No matter how many cushy dog beds you provide, some pups simply prefer to lounge on the cool surface of hard flooring. Frequent, prolonged pressure from laying on hard surfaces can eventually lead to elbow calluses.
These rough, thick pressure sores are more than just unsightly, they can crack, bleed, ulcerate and even become infected.
Elbow calluses form to protect the bony protrusions that take the brunt of the pressure each time a dog flops down for a nap on a hard surface. Calluses usually develop on the elbows, but can also occur on the hips, hocks and along the sides of the legs. Some deep-chested breeds may even develop calluses on their sternum.
These patches of thickened skin are most common in short-coated, large-breed pups like Labs and Mastiffs. Dogs with longer, thicker coats have more cushioning to protect against calluses and smaller breeds have less pressure-causing burden on their joints.
Elbow calluses can be itchy and irritating, but are usually not painful or dangerous to your dog’s health if treated early. As soon as you begin to notice the tell-tale signs of hair loss and dry, discolored skin, you should intervene to prevent them from becoming more than just a mild inconvenience.
The most common intervention involves using a dog-safe moisturizing elbow balm to prevent the callus from getting worse.
Chewing and scratching at these patches can create small cracks that allow naturally occuring Staphylococcus bacteria on the skin to enter the body and cause a painful infection known as callus pyoderma. The elbows are more prone to these bacterial infections than other pressure points – possibly due to irritation of the hair follicles. Should the skin begin to crack, bleed, ooze or scale over, see your veterinarian promptly.
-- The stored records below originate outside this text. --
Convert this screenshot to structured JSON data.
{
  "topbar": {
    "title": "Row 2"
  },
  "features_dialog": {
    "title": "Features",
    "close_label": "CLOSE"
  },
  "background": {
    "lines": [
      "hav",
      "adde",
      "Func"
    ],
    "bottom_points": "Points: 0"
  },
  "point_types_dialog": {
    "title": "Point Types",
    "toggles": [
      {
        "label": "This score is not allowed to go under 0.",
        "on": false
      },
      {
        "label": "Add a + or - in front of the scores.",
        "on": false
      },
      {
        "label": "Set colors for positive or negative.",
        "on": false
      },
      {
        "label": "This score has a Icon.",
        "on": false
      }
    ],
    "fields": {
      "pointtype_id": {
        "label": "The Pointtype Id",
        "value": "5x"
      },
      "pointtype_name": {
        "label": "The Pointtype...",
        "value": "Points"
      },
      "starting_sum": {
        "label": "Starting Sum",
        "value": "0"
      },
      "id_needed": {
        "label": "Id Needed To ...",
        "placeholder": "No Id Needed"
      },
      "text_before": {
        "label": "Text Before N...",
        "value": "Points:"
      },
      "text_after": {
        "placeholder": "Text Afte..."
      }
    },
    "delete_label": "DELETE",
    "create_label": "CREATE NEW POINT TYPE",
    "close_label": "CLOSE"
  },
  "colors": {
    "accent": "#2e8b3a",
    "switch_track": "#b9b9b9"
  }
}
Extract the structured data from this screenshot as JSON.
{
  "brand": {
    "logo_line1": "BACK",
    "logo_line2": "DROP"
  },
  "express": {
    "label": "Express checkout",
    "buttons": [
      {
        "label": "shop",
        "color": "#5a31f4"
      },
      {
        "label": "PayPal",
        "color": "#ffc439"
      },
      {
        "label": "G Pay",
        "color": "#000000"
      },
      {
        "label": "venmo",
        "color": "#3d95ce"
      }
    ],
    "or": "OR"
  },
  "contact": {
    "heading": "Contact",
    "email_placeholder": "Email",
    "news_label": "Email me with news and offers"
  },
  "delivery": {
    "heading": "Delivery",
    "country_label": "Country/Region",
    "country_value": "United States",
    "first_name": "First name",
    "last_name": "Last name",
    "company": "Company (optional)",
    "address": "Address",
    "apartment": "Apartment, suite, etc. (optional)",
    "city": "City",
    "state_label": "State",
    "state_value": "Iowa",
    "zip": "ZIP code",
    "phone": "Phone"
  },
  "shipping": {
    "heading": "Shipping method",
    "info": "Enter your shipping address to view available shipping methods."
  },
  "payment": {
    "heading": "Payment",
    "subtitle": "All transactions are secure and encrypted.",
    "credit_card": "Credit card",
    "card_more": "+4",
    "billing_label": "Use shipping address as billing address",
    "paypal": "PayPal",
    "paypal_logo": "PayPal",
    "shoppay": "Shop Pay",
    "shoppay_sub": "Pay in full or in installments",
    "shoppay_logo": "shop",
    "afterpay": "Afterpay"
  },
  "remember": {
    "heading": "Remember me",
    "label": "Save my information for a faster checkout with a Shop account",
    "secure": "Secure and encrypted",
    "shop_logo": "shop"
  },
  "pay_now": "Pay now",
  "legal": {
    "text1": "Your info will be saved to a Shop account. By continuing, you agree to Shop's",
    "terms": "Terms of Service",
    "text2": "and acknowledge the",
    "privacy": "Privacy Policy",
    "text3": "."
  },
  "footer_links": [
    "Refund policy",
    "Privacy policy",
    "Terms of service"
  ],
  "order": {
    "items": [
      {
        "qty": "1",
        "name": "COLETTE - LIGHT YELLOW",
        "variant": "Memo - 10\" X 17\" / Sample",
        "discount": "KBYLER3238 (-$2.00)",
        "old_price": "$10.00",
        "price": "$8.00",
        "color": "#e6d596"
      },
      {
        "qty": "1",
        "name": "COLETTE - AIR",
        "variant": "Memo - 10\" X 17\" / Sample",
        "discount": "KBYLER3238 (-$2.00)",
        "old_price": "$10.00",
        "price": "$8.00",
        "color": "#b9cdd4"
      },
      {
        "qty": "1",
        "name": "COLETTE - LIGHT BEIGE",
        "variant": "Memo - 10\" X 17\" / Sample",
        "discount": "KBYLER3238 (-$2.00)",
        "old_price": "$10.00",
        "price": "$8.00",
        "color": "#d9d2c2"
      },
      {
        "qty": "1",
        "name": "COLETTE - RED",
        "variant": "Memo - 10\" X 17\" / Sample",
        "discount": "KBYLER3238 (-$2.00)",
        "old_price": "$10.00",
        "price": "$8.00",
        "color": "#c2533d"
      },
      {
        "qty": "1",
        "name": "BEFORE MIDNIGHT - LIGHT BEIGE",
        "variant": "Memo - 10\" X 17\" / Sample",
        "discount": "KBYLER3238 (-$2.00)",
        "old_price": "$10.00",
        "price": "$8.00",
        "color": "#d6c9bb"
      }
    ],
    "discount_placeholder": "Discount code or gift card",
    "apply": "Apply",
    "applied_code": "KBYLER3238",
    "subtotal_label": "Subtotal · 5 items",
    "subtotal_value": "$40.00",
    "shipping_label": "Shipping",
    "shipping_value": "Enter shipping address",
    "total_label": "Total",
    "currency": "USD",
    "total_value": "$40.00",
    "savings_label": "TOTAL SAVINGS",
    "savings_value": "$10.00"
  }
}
Your dog’s elbows may also develop pockets of fluid called hygromas – these may occur instead of or in addition to a callus. Uninfected hygromas can be drained by your vet and usually heal if the dog can be persuaded to avoid hard surfaces in favor of a soft bed. Infected hygromas, on the other hand, can be painful and extreme enough to require surgery.
As with so many other conditions, early detection and intervention are key to saving your dog from unsightly, potentially painful issues like pressure sores, callus pyoderma and infected hygromas.
These statements have not been evaluated by the Food and Drug Administration. This product is not intended to diagnose, treat, cure, or prevent any disease. The information on this website is not intended to replace a one-on-one relationship with a qualified healthcare professional.